    • Visit your city or township clerk's office in person.  You wil be asked for photo ID or to sign an affidavit.
  • Online and mail requests for an absentee ballot must be received by your city or township clerk no later than 5pm the Friday before the election.
  • If you are already registered at your curent address, you can request an absentee ballot in person at your clerk's office anytime up to 4pm on the day prior to the election.
  • If you plan to vote absentee, request your absentee ballot as early as possible.  Applications can be submitted up to 7 days before an election.
  • Submitting your absentee ballot:
    • Mark your ballot and be sure to sign and seal the return envelope.

    • Your completed absentee ballot must be received by your city or township clerk by 8pm on Election Day.

    • You can submit by mail or by hand-delivering the ballot to your clerk’s office or their drop box.

    • If you are returning your ballot within two weeks of Election Day, hand-deliver your ballot to your clerk’s office or drop box to avoid possible postal delays.

    • You can cast your absentee ballot at our early voting site or at your polling place on Election Day.

Polling Locations (Precincts):

Sample Ballot (upcoming election):

Voter Registration:

  • There are several ways to register to vote in Michigan, including on Election Day, but it is best to register as soon as possible.
  • The deadline to register to vote and be able to vote in an upcoming election is 15 days before the election if you are registering by mail, online or at a location other than in person with your city or township clerk.  You can register to vote at your local city or township clerk during business hours up to Election Day.  You can register to vote on Election Day up until 8 p.m. in your city or township clerk's office with proof of residency and vote that day.
  • Registering to vote on Election Day:  Michigan law allows same-day voter registration.  You can register to vote and vote in person at any time up to 8pm on Election Day at your city or township clerk's office.  You will need to bring your proof of eligibility and residency:
    • Proof of eligibility:
      • A Michigan resident and resident of your city or township for at least 30 days when you vote
      • A US citizen
      • At least 18 years of age when you vote
      • Not currently serving a sentence in jail or prison
    • Proof of residency (You must show proof of where you live.  Documents must have your name and current address.  You can show a digital copy of documents.):
      • Michigan driver's license or state ID
      • Current utility bill
      • Bank statement
      • Paycheck or government check
      • Other government document
  • Click here to learn more about registering
  • Download registration (and change of address) form and mail to your local city/township clerk.

Board of Canvass Members

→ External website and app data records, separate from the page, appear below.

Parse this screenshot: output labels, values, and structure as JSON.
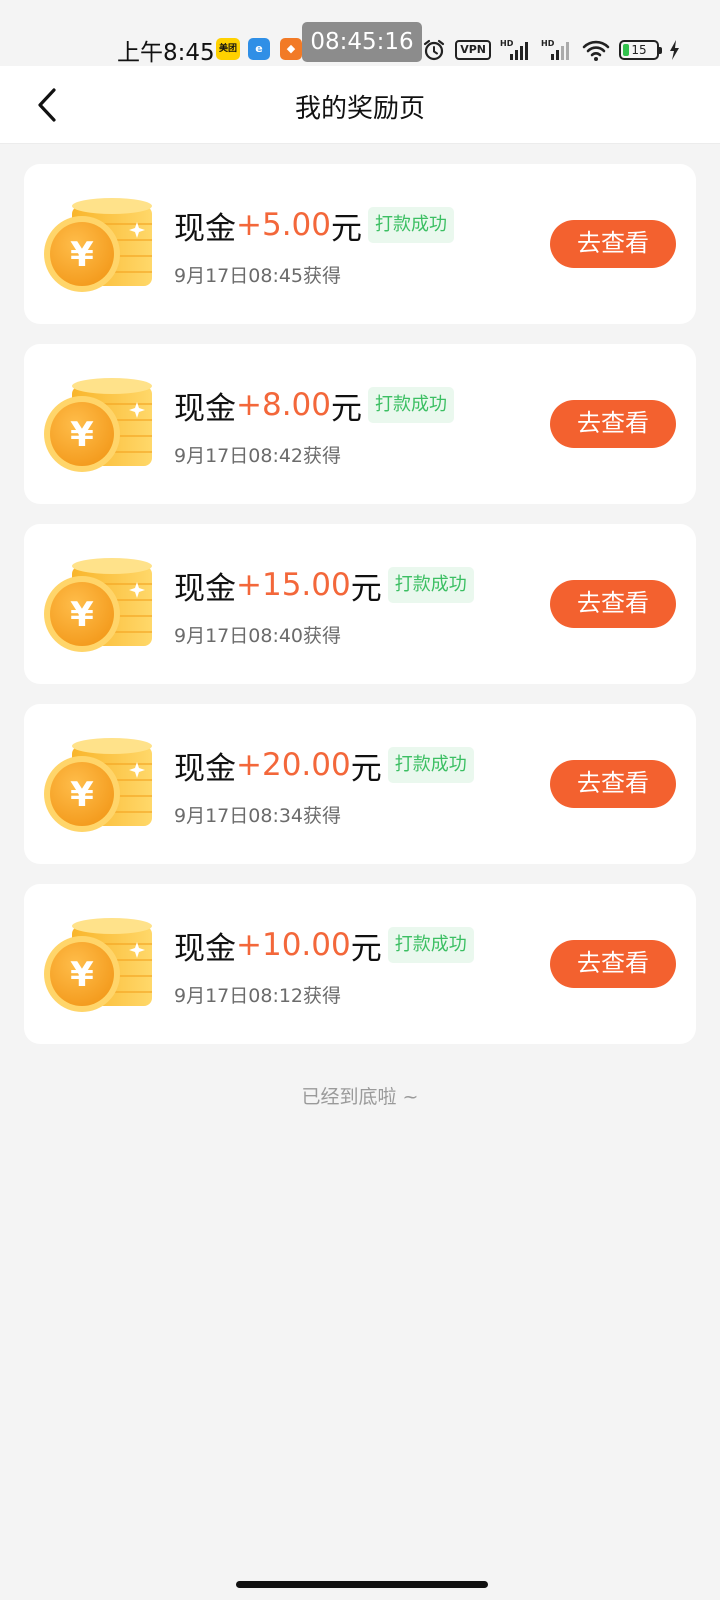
{
  "status_bar": {
    "time": "上午8:45",
    "screen_clock": "08:45:16",
    "app_badges": [
      "美团",
      "e",
      "◆"
    ],
    "vpn_label": "VPN",
    "battery_level": "15",
    "battery_color": "#32c24d"
  },
  "header": {
    "title": "我的奖励页"
  },
  "rewards": [
    {
      "type": "现金",
      "amount": "+5.00",
      "unit": "元",
      "status": "打款成功",
      "time": "9月17日08:45获得",
      "action": "去查看"
    },
    {
      "type": "现金",
      "amount": "+8.00",
      "unit": "元",
      "status": "打款成功",
      "time": "9月17日08:42获得",
      "action": "去查看"
    },
    {
      "type": "现金",
      "amount": "+15.00",
      "unit": "元",
      "status": "打款成功",
      "time": "9月17日08:40获得",
      "action": "去查看"
    },
    {
      "type": "现金",
      "amount": "+20.00",
      "unit": "元",
      "status": "打款成功",
      "time": "9月17日08:34获得",
      "action": "去查看"
    },
    {
      "type": "现金",
      "amount": "+10.00",
      "unit": "元",
      "status": "打款成功",
      "time": "9月17日08:12获得",
      "action": "去查看"
    }
  ],
  "list_end_text": "已经到底啦 ~",
  "colors": {
    "accent": "#f3612f",
    "amount": "#f3673a",
    "success_text": "#3cbf63",
    "success_bg": "#eaf8ee",
    "page_bg": "#f4f4f4"
  }
}
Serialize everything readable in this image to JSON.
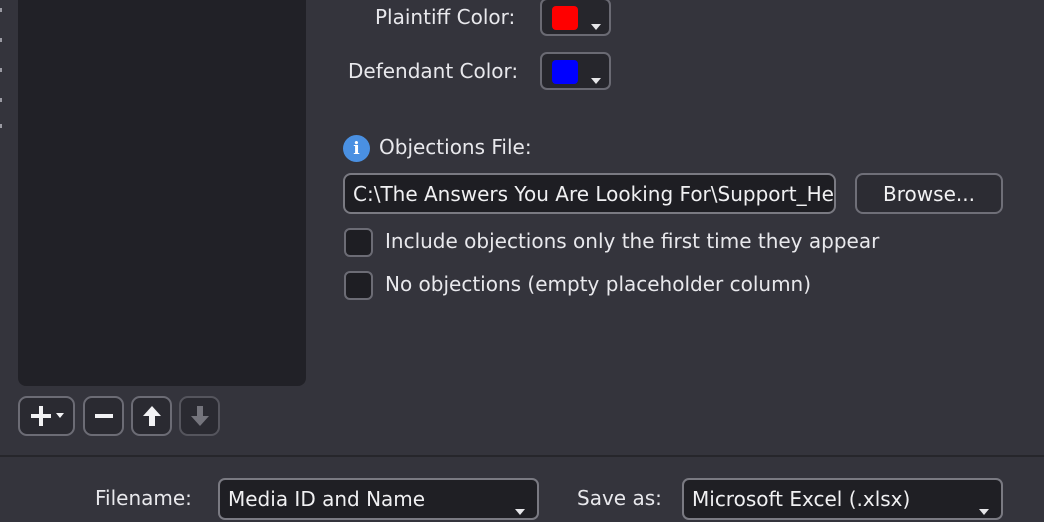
{
  "form": {
    "plaintiff_color_label": "Plaintiff Color:",
    "plaintiff_color": "#ff0000",
    "defendant_color_label": "Defendant Color:",
    "defendant_color": "#0000ff",
    "objections_label": "Objections File:",
    "objections_path": "C:\\The Answers You Are Looking For\\Support_He",
    "browse_label": "Browse...",
    "first_time_label": "Include objections only the first time they appear",
    "no_objections_label": "No objections (empty placeholder column)"
  },
  "list_toolbar": {
    "icons": [
      "add-icon",
      "remove-icon",
      "arrow-up-icon",
      "arrow-down-icon"
    ]
  },
  "footer": {
    "filename_label": "Filename:",
    "filename_value": "Media ID and Name",
    "save_as_label": "Save as:",
    "save_as_value": "Microsoft Excel (.xlsx)"
  }
}
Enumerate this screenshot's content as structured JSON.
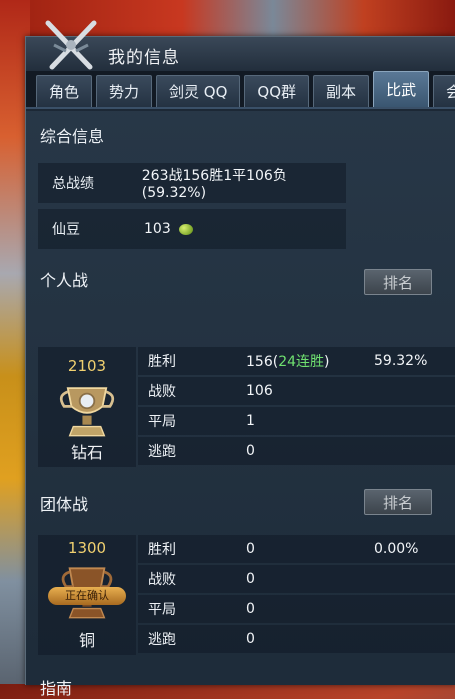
{
  "window": {
    "title": "我的信息"
  },
  "tabs": [
    {
      "label": "角色",
      "active": false
    },
    {
      "label": "势力",
      "active": false
    },
    {
      "label": "剑灵 QQ",
      "active": false
    },
    {
      "label": "QQ群",
      "active": false
    },
    {
      "label": "副本",
      "active": false
    },
    {
      "label": "比武",
      "active": true
    },
    {
      "label": "会",
      "active": false
    }
  ],
  "summary": {
    "title": "综合信息",
    "record_label": "总战绩",
    "record_value": "263战156胜1平106负(59.32%)",
    "beans_label": "仙豆",
    "beans_value": "103",
    "bean_icon": "green-bean-icon"
  },
  "solo": {
    "title": "个人战",
    "rank_button": "排名",
    "score": "2103",
    "tier": "钻石",
    "tier_color": "#c0a060",
    "rows": [
      {
        "label": "胜利",
        "value": "156(",
        "streak": "24连胜",
        "close": ")",
        "pct": "59.32%"
      },
      {
        "label": "战败",
        "value": "106"
      },
      {
        "label": "平局",
        "value": "1"
      },
      {
        "label": "逃跑",
        "value": "0"
      }
    ]
  },
  "team": {
    "title": "团体战",
    "rank_button": "排名",
    "score": "1300",
    "tier": "铜",
    "tier_color": "#a86a30",
    "badge_text": "正在确认",
    "rows": [
      {
        "label": "胜利",
        "value": "0",
        "pct": "0.00%"
      },
      {
        "label": "战败",
        "value": "0"
      },
      {
        "label": "平局",
        "value": "0"
      },
      {
        "label": "逃跑",
        "value": "0"
      }
    ]
  },
  "guide": {
    "title": "指南"
  }
}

         - Rachael Dickinson     Democrat     Appointed November 2021       Term Expires November 2025

          - Deem Boldyreff          Republican   Appointed November 2021       Term Expires November 2025

          - Yvonne Williams        Democrat     Appointed November 2023       Term Expires November 2027

          - Barry Mugridge          Republican   Appointed November 2023       Term Expires November 2027


St. Clair County Clerk - Elections Division
201 McMorran Boulevard, Port Huron, Michigan MI 48060
Phone: 810-985-2159  • Fax:  810-985-2241
Email: SCC Elections